You’ve probably never heard of White Fox, the legendary nine-tailed fox at the center of Marvel‘s recently launched Korean webseries Avengers Electric Rain.
But comics fans will be seeing her soon: White Fox is crossing over into the English-language side of the Marvel comics universe. She’ll be joining the Avengers team in an upcoming comic that may be part of Marvel’s attempt to change how it presents the webcomic format.
In Korea, White Fox is the titular superheroine of a series created by artist and writer Koh Young-hun. In addition to uniting her with other well-known members of the Avengers, Electric Rain also served as the debut of Marvel’s entry into a new format designed for specially displaying comics, known in Korea as the “webtoon.”

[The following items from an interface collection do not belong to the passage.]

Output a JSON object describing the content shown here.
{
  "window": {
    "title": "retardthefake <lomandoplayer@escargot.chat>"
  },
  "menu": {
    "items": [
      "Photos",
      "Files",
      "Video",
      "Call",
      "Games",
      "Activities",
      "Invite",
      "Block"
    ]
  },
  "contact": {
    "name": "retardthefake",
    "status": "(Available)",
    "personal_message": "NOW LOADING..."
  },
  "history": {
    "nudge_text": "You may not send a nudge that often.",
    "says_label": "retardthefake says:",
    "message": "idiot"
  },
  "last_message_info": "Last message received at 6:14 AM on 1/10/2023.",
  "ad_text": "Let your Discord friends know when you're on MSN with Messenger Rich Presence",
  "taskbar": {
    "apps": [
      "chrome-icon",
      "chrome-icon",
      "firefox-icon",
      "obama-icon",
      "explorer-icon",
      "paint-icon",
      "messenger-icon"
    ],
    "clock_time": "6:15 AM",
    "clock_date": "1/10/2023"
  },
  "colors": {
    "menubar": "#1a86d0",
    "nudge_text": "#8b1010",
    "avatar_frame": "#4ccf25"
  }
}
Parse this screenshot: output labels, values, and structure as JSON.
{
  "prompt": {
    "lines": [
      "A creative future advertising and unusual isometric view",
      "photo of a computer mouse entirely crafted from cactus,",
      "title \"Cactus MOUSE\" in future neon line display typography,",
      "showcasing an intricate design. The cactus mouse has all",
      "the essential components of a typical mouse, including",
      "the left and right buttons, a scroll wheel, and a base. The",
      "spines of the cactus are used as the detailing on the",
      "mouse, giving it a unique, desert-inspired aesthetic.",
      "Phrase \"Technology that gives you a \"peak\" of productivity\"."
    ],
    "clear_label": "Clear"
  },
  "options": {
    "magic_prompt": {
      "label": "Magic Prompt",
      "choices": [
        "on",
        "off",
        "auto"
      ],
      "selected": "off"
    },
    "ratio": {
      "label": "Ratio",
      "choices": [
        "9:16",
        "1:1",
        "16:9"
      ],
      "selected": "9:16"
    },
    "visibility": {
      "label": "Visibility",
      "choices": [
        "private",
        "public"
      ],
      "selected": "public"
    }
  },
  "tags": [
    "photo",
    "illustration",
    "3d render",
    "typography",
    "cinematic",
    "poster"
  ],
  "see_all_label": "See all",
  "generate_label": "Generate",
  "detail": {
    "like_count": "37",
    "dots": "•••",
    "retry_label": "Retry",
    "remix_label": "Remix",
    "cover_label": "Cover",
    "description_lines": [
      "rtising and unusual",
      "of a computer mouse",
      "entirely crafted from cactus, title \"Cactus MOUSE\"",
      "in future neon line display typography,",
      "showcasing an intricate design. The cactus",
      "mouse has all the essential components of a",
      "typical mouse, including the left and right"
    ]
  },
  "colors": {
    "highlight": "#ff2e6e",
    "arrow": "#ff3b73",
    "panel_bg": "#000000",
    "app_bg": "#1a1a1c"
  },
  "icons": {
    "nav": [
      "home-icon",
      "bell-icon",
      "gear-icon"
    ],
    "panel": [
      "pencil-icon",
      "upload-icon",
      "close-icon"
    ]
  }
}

Produced by Disney Korea and Korean webportal Daum, the Electric Rain webtoon features a story layout that requires vertical scrolling as you read—a format far more familiar and web-friendly to most users than the typical horizontal scrolling required by most comics and manga layouts.
Both White Fox herself and the new format proved hugely popular with Korean comics fans—so popular Marvel hopes to experiment with the new format in the U.S. as well. Speaking at a press conference last week, Marvel writer and executive C.B. Cebulski stated he was looking forward to bringing White Fox overseas, along with the webtoon format. Cebulski referred to “smartphone-based models” of comics presentation as the future Marvel needed to embrace.
This certainly isn’t the first time Marvel comics has delved into Asian cultural touchstones—the most recent issue of the Japanese magazine Brutus featured a crossover with Marvel characters and the hit manga series Attack on Titan.
But along with the recent ascent of characters like Kamala Khan (Ms. Marvel), Sam Wilson (Falcon), Carol Danvers (Captain Marvel), and T’Challa (Black Panther) to stardom in the Marvel pantheon, it does represent an increasing awareness that audiences are hungry for a diversity of cultures and experience, along with their regular serving of good guys fighting evil.
Besides, if Naruto‘s long-running success is any indication, Marvel should have honed in on the popular folklore of the nine-tailed fox as a superhero origin source a long time ago. It’s found in three distinct Asian cultures, and it’s intimidating. In Korea, the nine-tailed fox traditionally assumes the body of a seductive young woman who lures men to their deaths in order to steal their life essence, possibly by eating their hearts or livers.
A beautiful, man-destroying Korean superheroine? Let’s hope Marvel’s webtoons also come with a pull list, because White Fox is already on ours.
Screengrab via YouTube